“Man looks on the outward appearance, but the Lord looks on the heart.”—1 Sm. 16: 7
It’s hard to hope when your heart is laden with burdens too numerous to count. This time of year, every secular image is intended to evoke sentiments of nostalgia and merriment, warmth and fond memories. For many of us, the reality of how life has worn us thinly eclipses any thought or feeling of hope.
To celebrate such a high feast this time of year—the Immaculate Conception—is intentional, of course, by the Church. While we lose sight of ourselves and of who God is, there is a spark of the heart, uplifted by the knowledge that Mary was the only person conceived without sin. Untarnished by the ways we are downtrodden because of social and personal sin, Mary is this strange source of refreshment for us.
She is a mother to us, even and especially during these troubling times.
I think of what St. John Paul II wrote of the Immaculate Conception:

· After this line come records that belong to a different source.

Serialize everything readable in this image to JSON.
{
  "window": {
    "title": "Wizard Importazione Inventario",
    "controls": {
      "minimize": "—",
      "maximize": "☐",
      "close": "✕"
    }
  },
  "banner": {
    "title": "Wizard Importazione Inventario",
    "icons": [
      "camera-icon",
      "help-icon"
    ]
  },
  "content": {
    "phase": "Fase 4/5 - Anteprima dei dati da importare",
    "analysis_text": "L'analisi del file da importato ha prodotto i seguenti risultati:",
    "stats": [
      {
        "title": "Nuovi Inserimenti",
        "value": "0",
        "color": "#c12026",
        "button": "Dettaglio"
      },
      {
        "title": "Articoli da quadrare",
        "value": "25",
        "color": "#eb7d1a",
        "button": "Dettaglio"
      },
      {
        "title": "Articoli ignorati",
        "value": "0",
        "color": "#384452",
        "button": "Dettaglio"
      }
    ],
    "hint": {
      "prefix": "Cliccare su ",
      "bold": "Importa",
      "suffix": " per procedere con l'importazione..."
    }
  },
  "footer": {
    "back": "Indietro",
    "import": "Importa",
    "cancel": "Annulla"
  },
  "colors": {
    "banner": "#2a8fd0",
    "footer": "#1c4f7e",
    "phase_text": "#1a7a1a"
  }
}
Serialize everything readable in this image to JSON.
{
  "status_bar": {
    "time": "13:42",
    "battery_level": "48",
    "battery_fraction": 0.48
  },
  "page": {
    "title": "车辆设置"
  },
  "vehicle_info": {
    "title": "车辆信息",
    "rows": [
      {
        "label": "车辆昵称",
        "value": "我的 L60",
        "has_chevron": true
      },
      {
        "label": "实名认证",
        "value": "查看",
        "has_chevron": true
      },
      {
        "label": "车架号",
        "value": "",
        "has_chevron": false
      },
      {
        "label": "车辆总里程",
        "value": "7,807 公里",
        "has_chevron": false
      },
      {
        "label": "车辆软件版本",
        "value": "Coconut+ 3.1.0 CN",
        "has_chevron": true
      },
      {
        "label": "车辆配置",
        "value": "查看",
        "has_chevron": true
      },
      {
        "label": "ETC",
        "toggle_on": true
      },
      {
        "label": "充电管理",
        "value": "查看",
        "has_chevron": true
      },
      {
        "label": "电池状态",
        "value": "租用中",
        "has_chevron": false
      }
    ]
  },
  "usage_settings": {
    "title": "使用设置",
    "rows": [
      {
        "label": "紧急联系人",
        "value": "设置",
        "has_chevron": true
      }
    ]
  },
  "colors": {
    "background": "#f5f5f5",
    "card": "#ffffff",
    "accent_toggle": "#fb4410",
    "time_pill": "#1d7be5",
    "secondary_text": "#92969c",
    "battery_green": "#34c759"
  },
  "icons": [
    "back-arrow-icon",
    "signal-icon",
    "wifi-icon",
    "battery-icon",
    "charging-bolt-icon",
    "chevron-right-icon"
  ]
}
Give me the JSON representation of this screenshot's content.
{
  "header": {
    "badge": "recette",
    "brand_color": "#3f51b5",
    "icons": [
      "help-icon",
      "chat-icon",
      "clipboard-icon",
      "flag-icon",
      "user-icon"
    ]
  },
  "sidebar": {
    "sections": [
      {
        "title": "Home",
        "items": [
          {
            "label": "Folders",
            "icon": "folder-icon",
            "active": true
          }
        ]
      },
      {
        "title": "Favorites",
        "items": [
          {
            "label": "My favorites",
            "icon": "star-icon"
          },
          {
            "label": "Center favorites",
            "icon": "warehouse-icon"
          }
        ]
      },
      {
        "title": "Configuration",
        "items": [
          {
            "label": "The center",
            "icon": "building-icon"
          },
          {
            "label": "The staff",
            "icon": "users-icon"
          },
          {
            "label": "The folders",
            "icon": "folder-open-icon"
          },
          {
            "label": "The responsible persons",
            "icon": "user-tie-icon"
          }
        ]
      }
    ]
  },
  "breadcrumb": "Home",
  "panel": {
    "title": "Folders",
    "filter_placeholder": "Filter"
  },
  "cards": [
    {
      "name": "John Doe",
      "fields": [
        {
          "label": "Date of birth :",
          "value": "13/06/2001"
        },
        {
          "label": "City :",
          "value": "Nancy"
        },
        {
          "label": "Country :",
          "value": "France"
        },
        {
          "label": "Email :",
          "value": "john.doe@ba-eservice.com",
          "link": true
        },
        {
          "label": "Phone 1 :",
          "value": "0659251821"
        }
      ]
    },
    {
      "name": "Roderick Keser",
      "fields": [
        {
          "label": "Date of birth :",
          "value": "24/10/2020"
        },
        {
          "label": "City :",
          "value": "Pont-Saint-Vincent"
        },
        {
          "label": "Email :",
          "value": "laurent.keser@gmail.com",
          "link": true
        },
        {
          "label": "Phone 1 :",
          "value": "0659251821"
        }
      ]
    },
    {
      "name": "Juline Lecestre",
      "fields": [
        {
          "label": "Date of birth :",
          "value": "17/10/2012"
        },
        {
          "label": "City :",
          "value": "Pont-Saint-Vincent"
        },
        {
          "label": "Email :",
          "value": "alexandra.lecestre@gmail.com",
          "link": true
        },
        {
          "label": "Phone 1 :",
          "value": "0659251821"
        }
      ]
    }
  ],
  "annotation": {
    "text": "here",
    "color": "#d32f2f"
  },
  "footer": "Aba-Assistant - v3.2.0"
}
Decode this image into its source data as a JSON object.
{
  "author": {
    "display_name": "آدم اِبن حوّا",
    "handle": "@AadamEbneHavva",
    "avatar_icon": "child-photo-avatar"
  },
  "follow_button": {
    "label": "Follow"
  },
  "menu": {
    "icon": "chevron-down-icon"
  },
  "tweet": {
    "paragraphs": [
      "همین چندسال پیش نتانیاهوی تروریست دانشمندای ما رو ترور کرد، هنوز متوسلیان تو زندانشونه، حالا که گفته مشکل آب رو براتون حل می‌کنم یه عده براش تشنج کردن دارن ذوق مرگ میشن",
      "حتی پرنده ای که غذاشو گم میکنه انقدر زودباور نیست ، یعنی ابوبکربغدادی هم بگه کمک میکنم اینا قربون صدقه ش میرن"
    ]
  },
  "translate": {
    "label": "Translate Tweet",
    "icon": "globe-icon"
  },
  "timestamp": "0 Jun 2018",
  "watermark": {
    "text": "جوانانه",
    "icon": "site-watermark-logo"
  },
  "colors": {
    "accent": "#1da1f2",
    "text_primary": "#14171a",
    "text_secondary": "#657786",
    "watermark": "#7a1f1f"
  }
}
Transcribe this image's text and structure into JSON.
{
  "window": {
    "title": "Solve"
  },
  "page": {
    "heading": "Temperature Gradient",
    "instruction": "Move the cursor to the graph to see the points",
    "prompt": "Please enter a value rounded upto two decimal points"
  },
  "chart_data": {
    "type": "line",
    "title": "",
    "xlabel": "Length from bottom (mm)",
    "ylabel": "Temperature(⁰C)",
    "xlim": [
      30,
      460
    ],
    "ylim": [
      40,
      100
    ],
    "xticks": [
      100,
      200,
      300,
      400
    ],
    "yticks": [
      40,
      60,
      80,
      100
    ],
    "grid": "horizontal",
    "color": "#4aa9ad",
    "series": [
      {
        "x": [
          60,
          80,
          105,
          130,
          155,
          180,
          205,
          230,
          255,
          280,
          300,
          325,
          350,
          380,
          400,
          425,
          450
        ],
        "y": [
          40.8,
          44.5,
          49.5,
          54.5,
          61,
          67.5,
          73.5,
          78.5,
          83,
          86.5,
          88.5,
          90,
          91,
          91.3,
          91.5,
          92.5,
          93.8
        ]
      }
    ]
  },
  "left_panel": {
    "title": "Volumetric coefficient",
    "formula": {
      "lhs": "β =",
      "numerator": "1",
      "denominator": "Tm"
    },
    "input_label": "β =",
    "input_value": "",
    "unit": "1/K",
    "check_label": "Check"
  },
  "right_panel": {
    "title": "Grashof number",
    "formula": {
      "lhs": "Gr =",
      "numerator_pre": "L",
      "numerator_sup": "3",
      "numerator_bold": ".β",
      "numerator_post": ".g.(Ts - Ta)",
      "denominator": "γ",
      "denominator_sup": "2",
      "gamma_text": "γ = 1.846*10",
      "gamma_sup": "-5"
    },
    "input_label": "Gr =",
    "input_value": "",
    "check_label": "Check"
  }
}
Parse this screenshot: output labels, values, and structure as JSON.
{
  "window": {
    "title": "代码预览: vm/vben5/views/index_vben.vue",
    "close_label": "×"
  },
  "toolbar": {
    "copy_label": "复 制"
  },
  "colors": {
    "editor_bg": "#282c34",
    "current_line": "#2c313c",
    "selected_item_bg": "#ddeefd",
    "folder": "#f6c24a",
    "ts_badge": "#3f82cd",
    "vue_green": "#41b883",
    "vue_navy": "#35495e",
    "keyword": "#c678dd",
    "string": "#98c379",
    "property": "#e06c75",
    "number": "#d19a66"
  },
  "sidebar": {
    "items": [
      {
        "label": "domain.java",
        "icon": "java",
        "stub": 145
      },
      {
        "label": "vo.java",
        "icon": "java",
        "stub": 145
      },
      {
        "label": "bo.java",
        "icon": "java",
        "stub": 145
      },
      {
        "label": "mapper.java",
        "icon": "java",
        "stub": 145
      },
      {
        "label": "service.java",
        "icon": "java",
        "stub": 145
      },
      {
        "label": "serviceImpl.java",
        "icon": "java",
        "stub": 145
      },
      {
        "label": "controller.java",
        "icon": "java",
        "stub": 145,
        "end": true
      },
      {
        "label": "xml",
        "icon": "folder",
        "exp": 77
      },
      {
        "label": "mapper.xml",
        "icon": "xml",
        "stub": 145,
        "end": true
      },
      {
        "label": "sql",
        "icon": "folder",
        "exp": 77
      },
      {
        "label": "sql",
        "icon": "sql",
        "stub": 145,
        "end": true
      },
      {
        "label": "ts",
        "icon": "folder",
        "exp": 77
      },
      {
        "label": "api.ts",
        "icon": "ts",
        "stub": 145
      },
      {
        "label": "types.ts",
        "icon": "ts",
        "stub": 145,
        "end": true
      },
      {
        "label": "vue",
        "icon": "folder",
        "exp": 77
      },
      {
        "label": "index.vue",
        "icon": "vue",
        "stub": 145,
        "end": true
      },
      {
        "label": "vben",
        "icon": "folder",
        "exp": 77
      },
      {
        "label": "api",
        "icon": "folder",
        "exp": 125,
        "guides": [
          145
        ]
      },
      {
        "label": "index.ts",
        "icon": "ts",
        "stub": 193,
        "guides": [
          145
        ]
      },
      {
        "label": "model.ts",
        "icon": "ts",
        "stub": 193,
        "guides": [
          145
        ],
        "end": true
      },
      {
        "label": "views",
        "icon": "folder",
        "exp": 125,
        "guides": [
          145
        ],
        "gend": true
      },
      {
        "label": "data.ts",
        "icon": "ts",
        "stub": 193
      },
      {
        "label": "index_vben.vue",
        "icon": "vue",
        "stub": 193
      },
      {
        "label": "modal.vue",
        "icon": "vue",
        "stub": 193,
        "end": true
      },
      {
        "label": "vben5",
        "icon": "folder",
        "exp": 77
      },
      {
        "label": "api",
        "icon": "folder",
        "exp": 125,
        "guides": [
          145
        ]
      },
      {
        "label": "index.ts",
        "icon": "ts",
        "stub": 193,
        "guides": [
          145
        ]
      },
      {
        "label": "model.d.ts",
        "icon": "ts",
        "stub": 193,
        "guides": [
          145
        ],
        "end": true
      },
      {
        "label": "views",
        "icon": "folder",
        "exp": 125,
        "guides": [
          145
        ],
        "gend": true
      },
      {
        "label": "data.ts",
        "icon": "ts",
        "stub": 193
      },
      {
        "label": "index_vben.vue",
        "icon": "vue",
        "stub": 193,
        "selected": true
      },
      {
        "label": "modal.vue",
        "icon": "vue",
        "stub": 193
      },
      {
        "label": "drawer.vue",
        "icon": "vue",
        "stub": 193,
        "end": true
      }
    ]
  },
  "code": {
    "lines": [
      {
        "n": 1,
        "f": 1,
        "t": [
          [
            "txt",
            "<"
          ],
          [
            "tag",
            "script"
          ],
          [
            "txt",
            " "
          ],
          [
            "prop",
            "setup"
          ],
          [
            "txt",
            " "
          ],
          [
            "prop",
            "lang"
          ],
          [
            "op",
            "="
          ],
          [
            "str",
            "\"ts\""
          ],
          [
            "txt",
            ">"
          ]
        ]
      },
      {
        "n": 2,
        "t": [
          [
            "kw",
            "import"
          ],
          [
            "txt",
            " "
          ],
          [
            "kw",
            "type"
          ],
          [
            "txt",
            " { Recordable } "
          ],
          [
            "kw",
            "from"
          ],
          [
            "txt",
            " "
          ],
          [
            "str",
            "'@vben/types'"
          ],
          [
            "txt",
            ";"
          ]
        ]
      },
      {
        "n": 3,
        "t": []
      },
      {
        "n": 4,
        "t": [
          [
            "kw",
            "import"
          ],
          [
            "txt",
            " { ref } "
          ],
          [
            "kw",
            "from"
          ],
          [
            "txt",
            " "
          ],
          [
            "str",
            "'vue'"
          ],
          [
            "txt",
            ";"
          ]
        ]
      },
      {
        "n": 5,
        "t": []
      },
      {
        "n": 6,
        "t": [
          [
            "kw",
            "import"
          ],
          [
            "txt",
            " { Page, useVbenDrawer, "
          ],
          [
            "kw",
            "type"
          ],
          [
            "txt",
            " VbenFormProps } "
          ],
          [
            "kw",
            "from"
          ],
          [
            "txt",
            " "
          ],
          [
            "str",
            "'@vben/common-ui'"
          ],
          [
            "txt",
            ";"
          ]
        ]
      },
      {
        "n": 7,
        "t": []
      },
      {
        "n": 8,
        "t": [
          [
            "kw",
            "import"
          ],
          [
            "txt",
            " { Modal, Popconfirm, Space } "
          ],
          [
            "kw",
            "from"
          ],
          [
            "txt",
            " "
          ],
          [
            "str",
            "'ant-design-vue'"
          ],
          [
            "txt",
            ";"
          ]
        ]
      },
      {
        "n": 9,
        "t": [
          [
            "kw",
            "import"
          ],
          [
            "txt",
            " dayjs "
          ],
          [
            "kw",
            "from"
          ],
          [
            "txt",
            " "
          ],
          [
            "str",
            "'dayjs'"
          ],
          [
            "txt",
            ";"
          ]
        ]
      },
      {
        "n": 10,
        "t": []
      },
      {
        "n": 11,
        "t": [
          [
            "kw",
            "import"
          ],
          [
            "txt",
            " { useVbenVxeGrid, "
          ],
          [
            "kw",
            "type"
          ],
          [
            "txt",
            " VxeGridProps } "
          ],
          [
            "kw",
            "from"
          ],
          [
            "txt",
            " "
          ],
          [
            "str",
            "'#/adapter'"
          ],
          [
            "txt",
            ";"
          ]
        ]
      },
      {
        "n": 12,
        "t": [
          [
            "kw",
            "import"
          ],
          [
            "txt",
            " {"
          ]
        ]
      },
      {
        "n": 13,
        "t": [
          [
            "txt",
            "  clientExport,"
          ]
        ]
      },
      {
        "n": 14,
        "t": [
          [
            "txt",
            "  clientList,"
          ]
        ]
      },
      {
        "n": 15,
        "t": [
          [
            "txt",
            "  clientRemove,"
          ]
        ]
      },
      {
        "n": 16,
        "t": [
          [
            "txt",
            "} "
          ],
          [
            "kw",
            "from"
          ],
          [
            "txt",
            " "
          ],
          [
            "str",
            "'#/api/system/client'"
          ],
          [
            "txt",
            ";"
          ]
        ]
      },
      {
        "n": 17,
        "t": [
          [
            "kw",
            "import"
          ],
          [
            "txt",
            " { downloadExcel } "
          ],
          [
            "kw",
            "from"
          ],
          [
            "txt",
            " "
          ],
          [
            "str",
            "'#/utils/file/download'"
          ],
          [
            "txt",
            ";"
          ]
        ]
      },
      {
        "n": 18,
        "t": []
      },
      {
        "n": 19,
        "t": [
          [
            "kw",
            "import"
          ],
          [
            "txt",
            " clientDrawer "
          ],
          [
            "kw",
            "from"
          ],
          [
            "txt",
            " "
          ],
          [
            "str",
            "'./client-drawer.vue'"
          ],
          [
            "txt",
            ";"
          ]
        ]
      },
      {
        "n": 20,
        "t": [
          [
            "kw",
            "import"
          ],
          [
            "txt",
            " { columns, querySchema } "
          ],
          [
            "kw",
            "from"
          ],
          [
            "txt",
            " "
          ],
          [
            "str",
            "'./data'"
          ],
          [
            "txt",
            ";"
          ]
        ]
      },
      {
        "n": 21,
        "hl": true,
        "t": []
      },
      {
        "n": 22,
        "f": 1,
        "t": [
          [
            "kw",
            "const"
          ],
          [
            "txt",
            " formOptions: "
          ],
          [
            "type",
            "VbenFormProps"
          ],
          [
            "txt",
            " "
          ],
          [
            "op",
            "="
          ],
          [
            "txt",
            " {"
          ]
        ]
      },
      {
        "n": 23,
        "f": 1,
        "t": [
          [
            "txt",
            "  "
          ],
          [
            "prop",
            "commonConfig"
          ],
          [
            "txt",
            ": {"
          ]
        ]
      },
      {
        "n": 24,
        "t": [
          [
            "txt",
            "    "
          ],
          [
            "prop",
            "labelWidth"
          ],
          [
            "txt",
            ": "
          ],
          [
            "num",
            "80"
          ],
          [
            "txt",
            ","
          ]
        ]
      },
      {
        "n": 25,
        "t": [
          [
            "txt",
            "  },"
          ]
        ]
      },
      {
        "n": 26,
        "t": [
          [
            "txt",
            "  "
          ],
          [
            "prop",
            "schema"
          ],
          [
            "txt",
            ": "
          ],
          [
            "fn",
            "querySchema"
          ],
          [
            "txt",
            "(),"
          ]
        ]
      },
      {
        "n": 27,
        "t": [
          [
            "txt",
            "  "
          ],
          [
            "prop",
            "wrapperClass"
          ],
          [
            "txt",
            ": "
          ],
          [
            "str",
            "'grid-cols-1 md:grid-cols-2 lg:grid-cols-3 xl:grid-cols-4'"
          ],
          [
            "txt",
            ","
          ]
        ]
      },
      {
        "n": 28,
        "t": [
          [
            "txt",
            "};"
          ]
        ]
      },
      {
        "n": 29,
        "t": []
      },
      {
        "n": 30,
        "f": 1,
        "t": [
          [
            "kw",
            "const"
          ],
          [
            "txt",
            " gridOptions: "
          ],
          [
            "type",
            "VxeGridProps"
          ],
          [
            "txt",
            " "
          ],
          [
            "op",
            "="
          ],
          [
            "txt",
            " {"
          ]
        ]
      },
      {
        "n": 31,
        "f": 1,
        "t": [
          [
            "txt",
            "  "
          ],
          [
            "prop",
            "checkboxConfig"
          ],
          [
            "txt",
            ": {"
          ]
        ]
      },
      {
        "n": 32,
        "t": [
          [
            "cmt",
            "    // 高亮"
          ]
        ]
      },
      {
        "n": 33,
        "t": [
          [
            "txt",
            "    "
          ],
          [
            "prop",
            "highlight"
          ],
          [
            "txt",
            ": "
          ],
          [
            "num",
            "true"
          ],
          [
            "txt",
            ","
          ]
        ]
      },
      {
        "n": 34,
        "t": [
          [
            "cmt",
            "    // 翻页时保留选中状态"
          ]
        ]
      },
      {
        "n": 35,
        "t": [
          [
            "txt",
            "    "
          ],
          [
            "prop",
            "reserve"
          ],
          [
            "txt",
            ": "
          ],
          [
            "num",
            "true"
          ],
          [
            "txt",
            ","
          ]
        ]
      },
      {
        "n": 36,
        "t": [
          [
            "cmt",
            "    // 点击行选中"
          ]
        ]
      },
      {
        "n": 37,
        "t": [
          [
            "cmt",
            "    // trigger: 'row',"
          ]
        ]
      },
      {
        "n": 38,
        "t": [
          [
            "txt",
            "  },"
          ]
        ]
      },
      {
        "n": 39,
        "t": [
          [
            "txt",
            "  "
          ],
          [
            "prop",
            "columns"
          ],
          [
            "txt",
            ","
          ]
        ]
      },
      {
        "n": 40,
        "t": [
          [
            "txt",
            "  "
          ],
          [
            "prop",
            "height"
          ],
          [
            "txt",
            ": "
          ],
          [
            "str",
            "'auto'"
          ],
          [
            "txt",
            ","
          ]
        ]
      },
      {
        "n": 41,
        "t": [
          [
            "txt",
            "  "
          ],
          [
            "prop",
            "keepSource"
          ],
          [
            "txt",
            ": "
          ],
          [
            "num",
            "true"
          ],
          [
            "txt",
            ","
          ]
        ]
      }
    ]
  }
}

Mary’s heart was fully disposed to the fulfillment of the divine will. This is why the Blessed Virgin is the model of Christian expectation and hope… In her heart, there is no shade of selfishness: she desires nothing for herself except God’s glory and human salvation. For her, the very privilege of being preserved from original sin is not a reason to boast, but one for total service to her Son’s redemptive mission.
The virtue here is humility. As we meditate on the Immaculate Conception, thank God for creating a perfect woman to house His Son, and thank Mary for her continual yes to God, we can ask ourselves, is my heart fully disposed to the fulfillment of God’s will in my life?
Hope is a frail thing right now, perhaps for most of us. But it can be ignited in the most unexpected ways. Once, in Confession, a priest declared to me over and over with uncharacteristic zeal, “Ask the Holy Spirit to stir the flame in your heart.”
Stir the flame.
There is immense power in the humility to acquiesce to whatever God asks of us, as Mary did. To loosen the grip of control, to accept and even enter into the paradoxes surrounding us, including the ones that frustrate our own plans. To challenge the world by living a quiet example, modeled after the Blessed Mother, of exemplary virtue in whatever small and simple ways we are able.
The most profound impact we will make in our lives is the one we never know about, or at least the one that confounds us because we are clouded by an inability to determine our own value without God’s goodness and grace.
What is hope without expectation, anticipation, earnest vigilance, waiting with joy? We watch with Mary in her patient pregnancy, as we, too, are Christ-bearers. St. John Paul II additionally wrote of the Immaculate Conception that “she who knew better than anyone how to wait attentively for the Lord guides us and shows us how to make more vital and active our journey to the Holy Night of Bethlehem. With her, we spend these weeks in prayer and, guided by her bright star, hasten to make the spiritual journey that will lead us to celebrate the mystery of the Incarnation with greater intensity.”
This earthly pilgrimage we lead is tried and tested every day. Our minds weaken, our bodies become infirm, and we easily slip from the strength of a faith that once rested upon ease and comfort. Mary’s life was not one of ease and comfort, but of immense fortitude. Walking with her, this Advent, waiting with her for the birth of Jesus, somehow increases our awareness of all that is good and beautiful and true.
We are surrounded by scraps of hope everywhere. It only takes a sigh heavenward for the Holy Spirit to reignite the cool embers in our hearts, that they are burning with a greater love for Jesus through Mary. Let us ask Mary to walk with us, and we with her, this Advent, that the Holy Spirit might stir the flame in us and awaken fresh hope in all that remains to unfold in our lifetime.
image: Column of the Immaculate Conception, Piazza di Spagna (Rome) / Shutterstock